(Entries from a dataset of interfaces)
____

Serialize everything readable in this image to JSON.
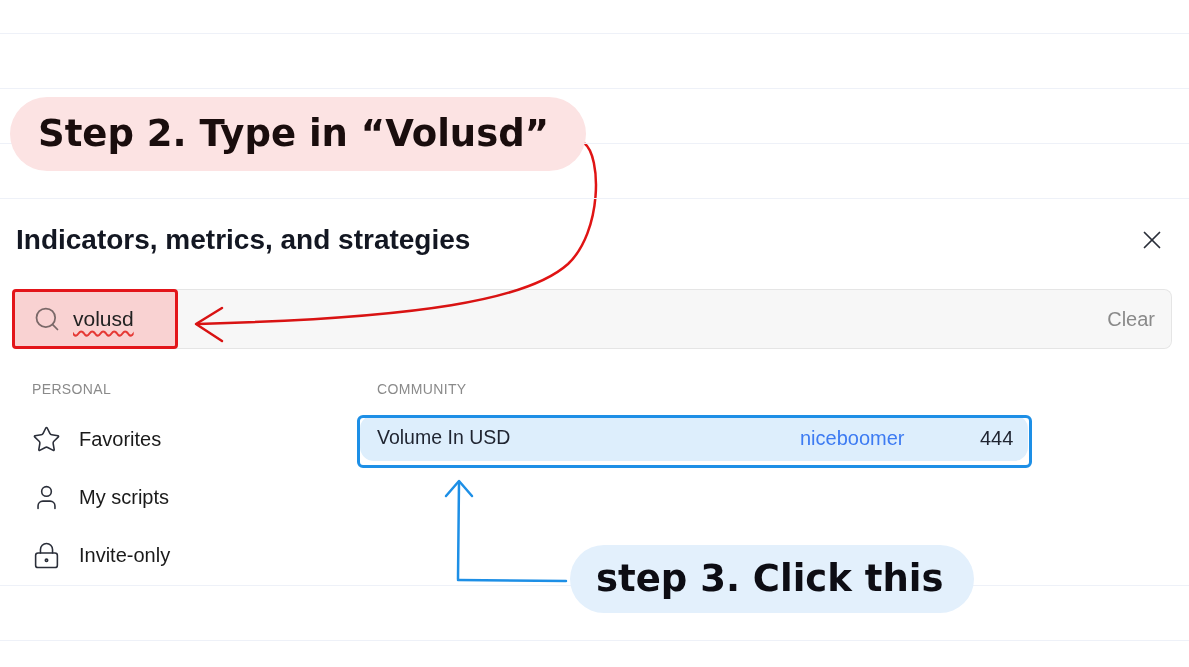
{
  "annotations": {
    "step_2": {
      "text": "Step 2. Type in “Volusd”"
    },
    "step_3": {
      "text": "step 3. Click this"
    }
  },
  "dialog": {
    "title": "Indicators, metrics, and strategies",
    "search": {
      "value": "volusd",
      "clear_label": "Clear"
    },
    "personal": {
      "heading": "PERSONAL",
      "items": [
        {
          "label": "Favorites",
          "selected": false
        },
        {
          "label": "My scripts",
          "selected": false
        },
        {
          "label": "Invite-only",
          "selected": false
        }
      ]
    },
    "community": {
      "heading": "COMMUNITY",
      "results": [
        {
          "title": "Volume In USD",
          "author": "niceboomer",
          "count": "444",
          "selected": true
        }
      ]
    }
  }
}
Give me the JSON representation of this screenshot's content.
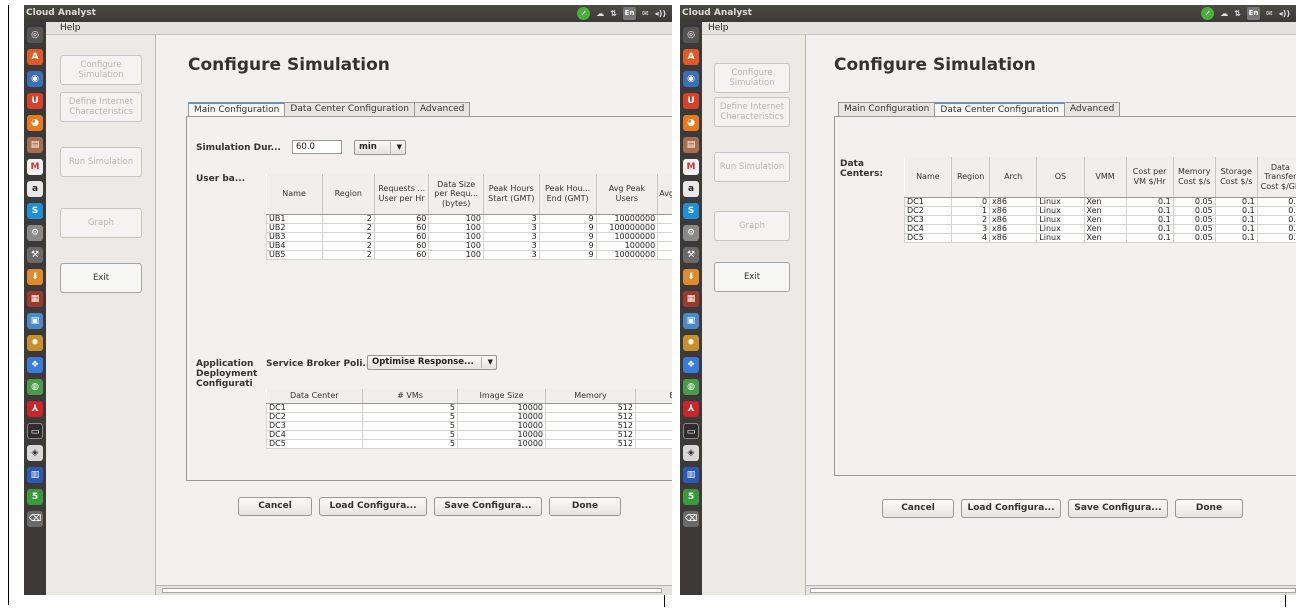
{
  "left_window": {
    "title": "Cloud Analyst",
    "menu": "Help",
    "tray": {
      "lang": "En",
      "volume": "◂))"
    },
    "nav": [
      "Configure Simulation",
      "Define Internet Characteristics",
      "Run Simulation",
      "Graph",
      "Exit"
    ],
    "page_title": "Configure Simulation",
    "tabs": [
      "Main Configuration",
      "Data Center Configuration",
      "Advanced"
    ],
    "duration_label": "Simulation Dur...",
    "duration_value": "60.0",
    "duration_unit": "min",
    "userbase_label": "User ba...",
    "userbase_headers": [
      "Name",
      "Region",
      "Requests ... User per Hr",
      "Data Size per Requ... (bytes)",
      "Peak Hours Start (GMT)",
      "Peak Hou... End (GMT)",
      "Avg Peak Users",
      "Avg U"
    ],
    "userbase_rows": [
      [
        "UB1",
        "2",
        "60",
        "100",
        "3",
        "9",
        "10000000"
      ],
      [
        "UB2",
        "2",
        "60",
        "100",
        "3",
        "9",
        "100000000"
      ],
      [
        "UB3",
        "2",
        "60",
        "100",
        "3",
        "9",
        "10000000"
      ],
      [
        "UB4",
        "2",
        "60",
        "100",
        "3",
        "9",
        "100000"
      ],
      [
        "UB5",
        "2",
        "60",
        "100",
        "3",
        "9",
        "10000000"
      ]
    ],
    "app_label": "Application Deployment Configurati",
    "broker_label": "Service Broker Poli...",
    "broker_value": "Optimise Response...",
    "app_headers": [
      "Data Center",
      "# VMs",
      "Image Size",
      "Memory",
      "B"
    ],
    "app_rows": [
      [
        "DC1",
        "5",
        "10000",
        "512"
      ],
      [
        "DC2",
        "5",
        "10000",
        "512"
      ],
      [
        "DC3",
        "5",
        "10000",
        "512"
      ],
      [
        "DC4",
        "5",
        "10000",
        "512"
      ],
      [
        "DC5",
        "5",
        "10000",
        "512"
      ]
    ],
    "buttons": [
      "Cancel",
      "Load Configura...",
      "Save Configura...",
      "Done"
    ]
  },
  "right_window": {
    "title": "Cloud Analyst",
    "menu": "Help",
    "tray": {
      "lang": "En",
      "volume": "◂))"
    },
    "nav": [
      "Configure Simulation",
      "Define Internet Characteristics",
      "Run Simulation",
      "Graph",
      "Exit"
    ],
    "page_title": "Configure Simulation",
    "tabs": [
      "Main Configuration",
      "Data Center Configuration",
      "Advanced"
    ],
    "dc_label": "Data Centers:",
    "dc_headers": [
      "Name",
      "Region",
      "Arch",
      "OS",
      "VMM",
      "Cost per VM $/Hr",
      "Memory Cost $/s",
      "Storage Cost $/s",
      "Data Transfer Cost $/Gb"
    ],
    "dc_rows": [
      [
        "DC1",
        "0",
        "x86",
        "Linux",
        "Xen",
        "0.1",
        "0.05",
        "0.1",
        "0.1"
      ],
      [
        "DC2",
        "1",
        "x86",
        "Linux",
        "Xen",
        "0.1",
        "0.05",
        "0.1",
        "0.1"
      ],
      [
        "DC3",
        "2",
        "x86",
        "Linux",
        "Xen",
        "0.1",
        "0.05",
        "0.1",
        "0.1"
      ],
      [
        "DC4",
        "3",
        "x86",
        "Linux",
        "Xen",
        "0.1",
        "0.05",
        "0.1",
        "0.1"
      ],
      [
        "DC5",
        "4",
        "x86",
        "Linux",
        "Xen",
        "0.1",
        "0.05",
        "0.1",
        "0.1"
      ]
    ],
    "buttons": [
      "Cancel",
      "Load Configura...",
      "Save Configura...",
      "Done"
    ]
  },
  "launcher_icons": [
    "dash-home-icon",
    "software-center-icon",
    "network-icon",
    "ubuntu-one-icon",
    "firefox-icon",
    "files-icon",
    "gmail-icon",
    "amazon-icon",
    "skype-icon",
    "settings-icon",
    "system-tools-icon",
    "install-icon",
    "archive-icon",
    "calculator-icon",
    "preferences-icon",
    "updates-icon",
    "browser-icon",
    "pdf-icon",
    "terminal-icon",
    "screenshot-icon",
    "workspaces-icon",
    "netbeans-icon",
    "trash-icon"
  ]
}
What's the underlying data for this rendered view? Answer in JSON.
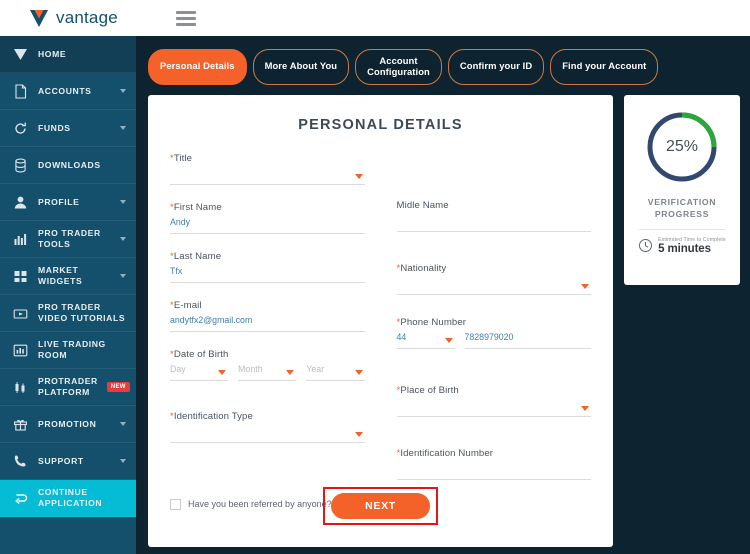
{
  "header": {
    "logo_text": "vantage",
    "menu_icon": "hamburger-icon"
  },
  "sidebar": {
    "items": [
      {
        "label": "HOME",
        "icon": "vantage-v-icon",
        "caret": false,
        "active": true
      },
      {
        "label": "ACCOUNTS",
        "icon": "document-icon",
        "caret": true
      },
      {
        "label": "FUNDS",
        "icon": "refresh-icon",
        "caret": true
      },
      {
        "label": "DOWNLOADS",
        "icon": "database-icon",
        "caret": false
      },
      {
        "label": "PROFILE",
        "icon": "person-icon",
        "caret": true
      },
      {
        "label": "PRO TRADER TOOLS",
        "icon": "chart-bars-icon",
        "caret": true
      },
      {
        "label": "MARKET WIDGETS",
        "icon": "grid-icon",
        "caret": true
      },
      {
        "label": "PRO TRADER VIDEO TUTORIALS",
        "icon": "video-icon",
        "caret": false
      },
      {
        "label": "LIVE TRADING ROOM",
        "icon": "bar-chart-icon",
        "caret": false
      },
      {
        "label": "PROTRADER PLATFORM",
        "icon": "candlestick-icon",
        "caret": false,
        "badge": "NEW"
      },
      {
        "label": "PROMOTION",
        "icon": "gift-icon",
        "caret": true
      },
      {
        "label": "SUPPORT",
        "icon": "phone-icon",
        "caret": true
      },
      {
        "label": "CONTINUE APPLICATION",
        "icon": "arrow-loop-icon",
        "caret": false,
        "highlight": true
      }
    ]
  },
  "steps": [
    {
      "label": "Personal Details",
      "active": true
    },
    {
      "label": "More About You",
      "active": false
    },
    {
      "label": "Account\nConfiguration",
      "active": false
    },
    {
      "label": "Confirm your ID",
      "active": false
    },
    {
      "label": "Find your Account",
      "active": false
    }
  ],
  "form": {
    "title": "PERSONAL DETAILS",
    "left": {
      "title": {
        "label": "Title",
        "required": true,
        "value": "",
        "type": "select"
      },
      "first_name": {
        "label": "First Name",
        "required": true,
        "value": "Andy",
        "type": "text"
      },
      "last_name": {
        "label": "Last Name",
        "required": true,
        "value": "Tfx",
        "type": "text"
      },
      "email": {
        "label": "E-mail",
        "required": true,
        "value": "andytfx2@gmail.com",
        "type": "text"
      },
      "dob": {
        "label": "Date of Birth",
        "required": true,
        "day_placeholder": "Day",
        "month_placeholder": "Month",
        "year_placeholder": "Year"
      },
      "id_type": {
        "label": "Identification Type",
        "required": true,
        "value": "",
        "type": "select"
      }
    },
    "right": {
      "middle_name": {
        "label": "Midle Name",
        "required": false,
        "value": "",
        "type": "text"
      },
      "nationality": {
        "label": "Nationality",
        "required": true,
        "value": "",
        "type": "select"
      },
      "phone": {
        "label": "Phone Number",
        "required": true,
        "country_code": "44",
        "number": "7828979020"
      },
      "place_of_birth": {
        "label": "Place of Birth",
        "required": true,
        "value": "",
        "type": "select"
      },
      "id_number": {
        "label": "Identification Number",
        "required": true,
        "value": "",
        "type": "text"
      }
    },
    "referral_checkbox": {
      "label": "Have you been referred by anyone? (optional)",
      "checked": false
    },
    "next_button": "NEXT"
  },
  "progress": {
    "percent_label": "25%",
    "percent_value": 25,
    "title": "VERIFICATION\nPROGRESS",
    "eta_label": "Estimated Time to Complete",
    "eta_value": "5 minutes",
    "arc_color": "#2aa83a",
    "track_color": "#33486e"
  },
  "colors": {
    "accent_orange": "#f4622a",
    "sidebar": "#14506b",
    "page_bg": "#0d2430",
    "highlight_cyan": "#06bcd4",
    "annotation_red": "#e81313"
  }
}
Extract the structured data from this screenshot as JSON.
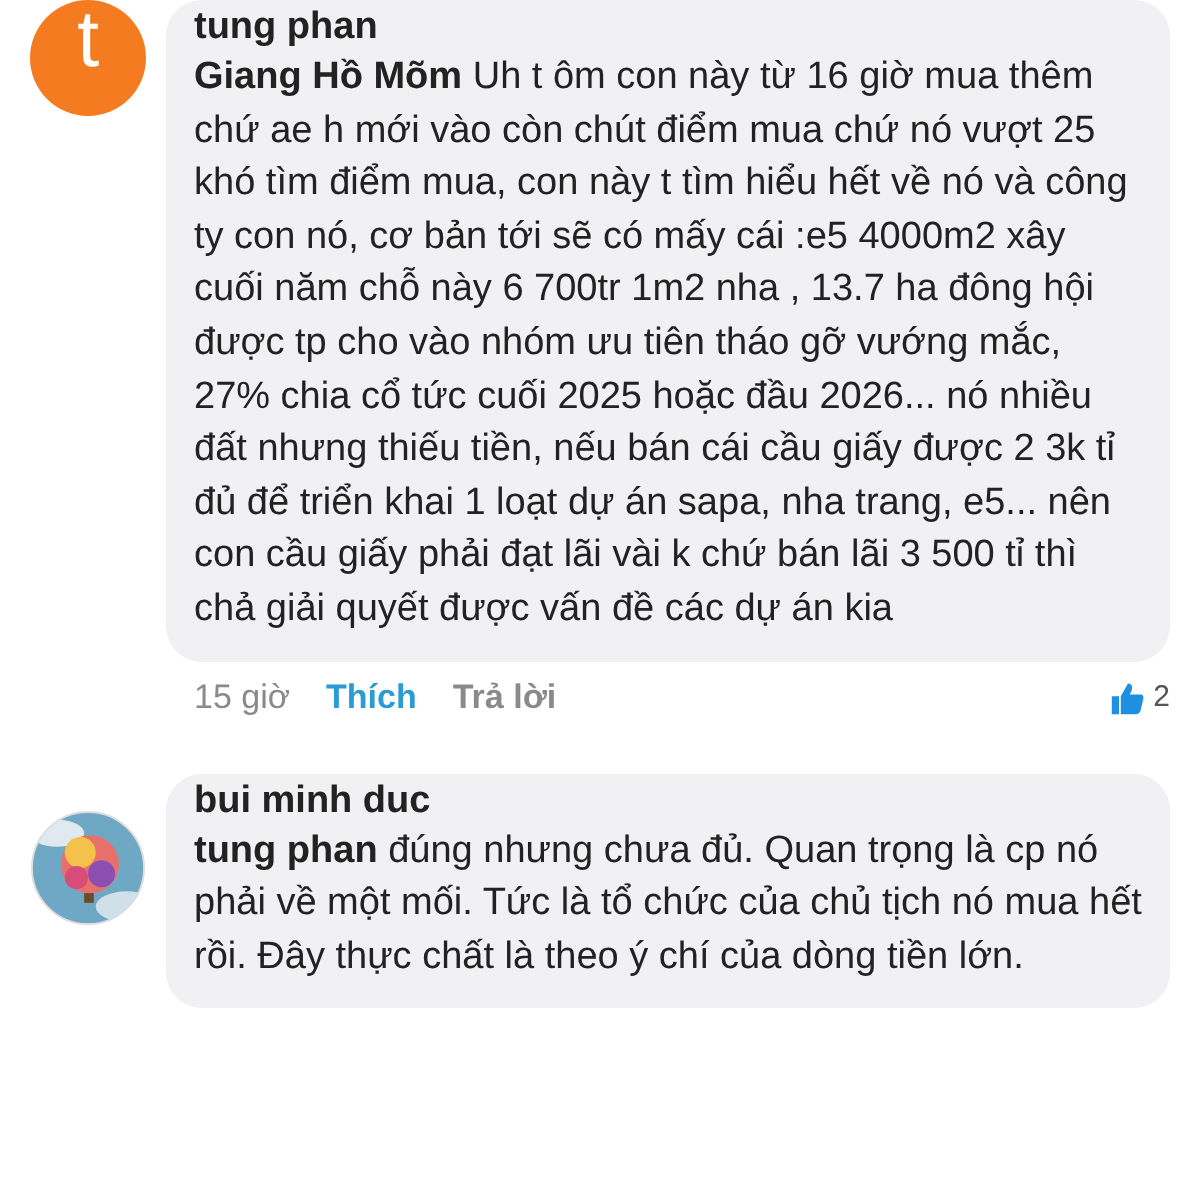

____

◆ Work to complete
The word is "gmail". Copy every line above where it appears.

◆ Answer section
    "gmail-icon",
        "value": "andytfx2@gmail.com",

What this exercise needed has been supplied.